walterra

I develop data visualizations. This is my personal blog. More about me.

Mini Modules

29. März 2016

My very personal opinion and 2 eurocents on the discussions surrounding the npm issues and the left-pad project: This post is not so much about the technological and social implications of the issues npm and the open source projects which had left-pad as a dependency faced. This is more about what I think regarding small/mini modules and the ecosystem which evolved around them. Personally, I really don’t care how many lines of code a module has. If it solves a need for someone else than myself, why not publish a single useful line of code as a module?

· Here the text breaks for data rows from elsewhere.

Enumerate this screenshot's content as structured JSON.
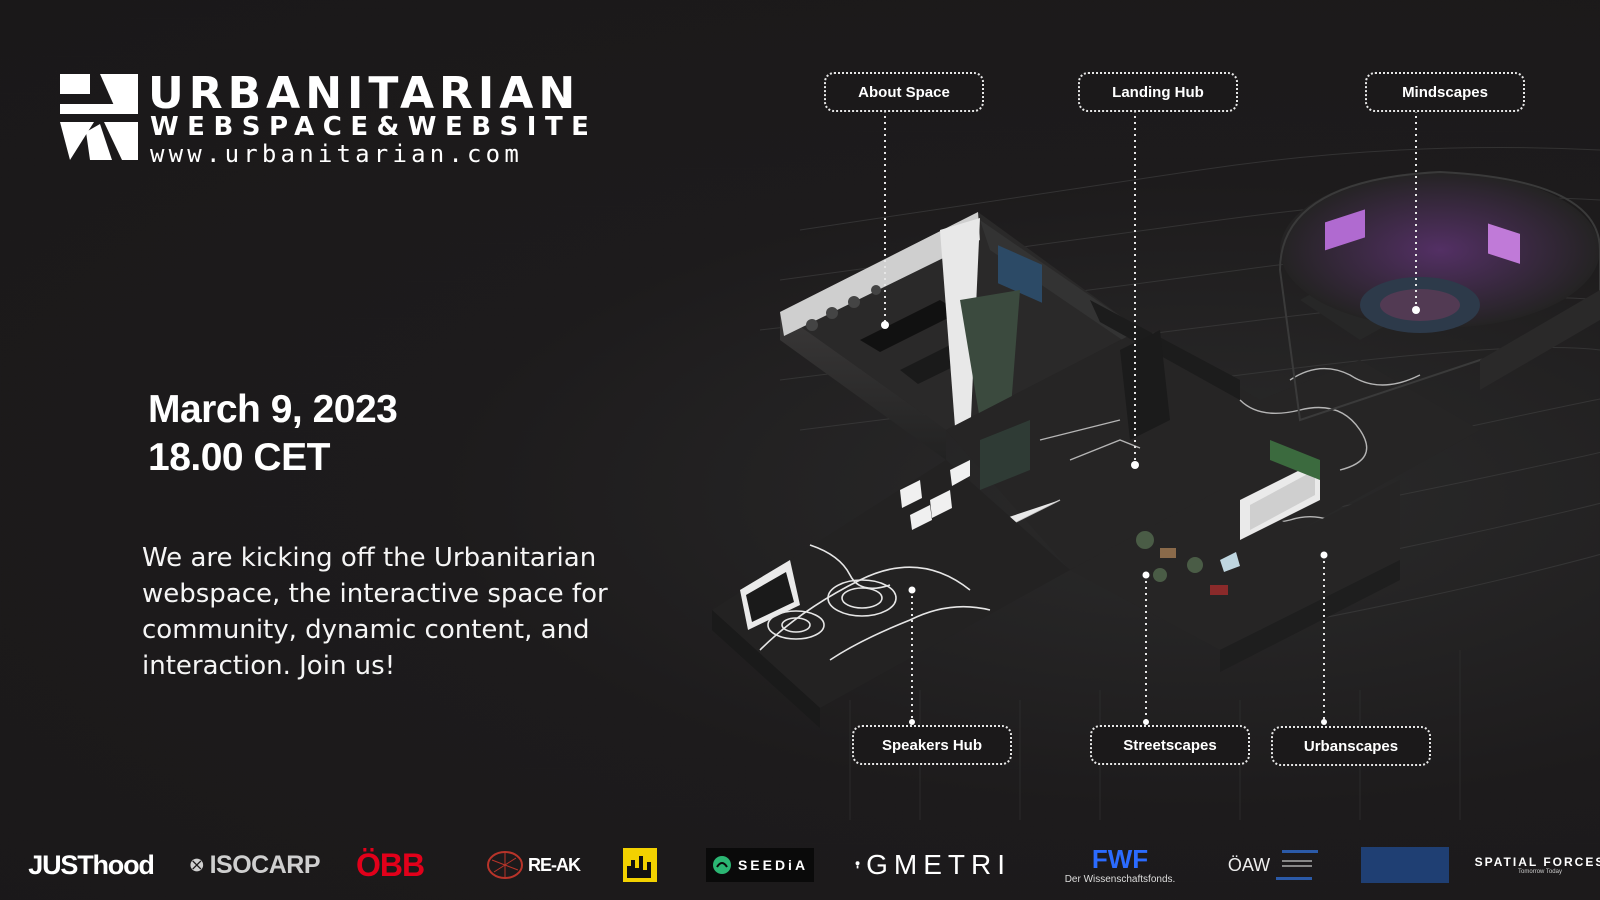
{
  "logo": {
    "title": "URBANITARIAN",
    "subtitle": "WEBSPACE&WEBSITE",
    "url": "www.urbanitarian.com"
  },
  "event": {
    "date": "March 9, 2023",
    "time": "18.00 CET",
    "description": "We are kicking off the Urbanitarian webspace, the interactive space for community, dynamic content, and interaction. Join us!"
  },
  "map": {
    "labels": {
      "about_space": "About Space",
      "landing_hub": "Landing Hub",
      "mindscapes": "Mindscapes",
      "speakers_hub": "Speakers Hub",
      "streetscapes": "Streetscapes",
      "urbanscapes": "Urbanscapes"
    }
  },
  "partners": {
    "justhood": "JUSThood",
    "isocarp": "ISOCARP",
    "obb": "ÖBB",
    "reak": "RE-AK",
    "seedia": "SEEDiA",
    "gmetri": "GMETRI",
    "fwf": "FWF",
    "fwf_sub": "Der Wissenschaftsfonds.",
    "oaw": "ÖAW",
    "spatial_forces": "SPATIAL FORCES",
    "spatial_forces_sub": "Tomorrow Today"
  },
  "colors": {
    "background": "#1d1b1c",
    "text": "#ffffff",
    "obb_red": "#e2001a",
    "fwf_blue": "#2b6bff"
  }
}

I think when discussing this, one has to take the whole ecosystem and it’s implications into account, not just the language itself. Unlike other languages which offer a unified VM or a supported runtime for your host system, JavaScript is strongly tied to the web and the runtimes provided by different browsers. There are so many interpreters/compilers/environments where JavaScript needs to work. It’s in a web developer’s DNA to work around the quirks and weird behaviour of different environments and solve cross browser issues. That’s why everyone was so fond of libraries like Prototype, jQuery, lodash and others. Their success is one part the patterns and ease of use they provide, but of course because they freed you from the one major pain when debugging web development issues which are of course the cross browser issues. And in recent years this isn’t even so much about the quirks of the major desktop browsers anymore. Think of all the mobile engines, think of the PlayStation browser, think of the poor guys who decided to spend their time developing websites with support for Google Glass.

The rise of mini modules in JavaScript stems from this: When you create code using JavaScript, a certain insecurity will remain if what you did will work everywhere in every kind of runtime that is out there. So even if you could of course implement little helpers like left-pad yourself easily, it’s hard and cumbersome to battle-test it under all kinds of circumstances.

This insecurity is the reason why I’m thankful as a developer to use a module which is hopefully well maintained by a bunch of other people, and more importantly used in the wild by others who will report and try to solve issues with the module (including myself in alternating the mentioned roles from time to time). This is how open source works for me and in that regard I don’t care if a module consists of a single or a hundred gazillion lines of code.

Filed under: Code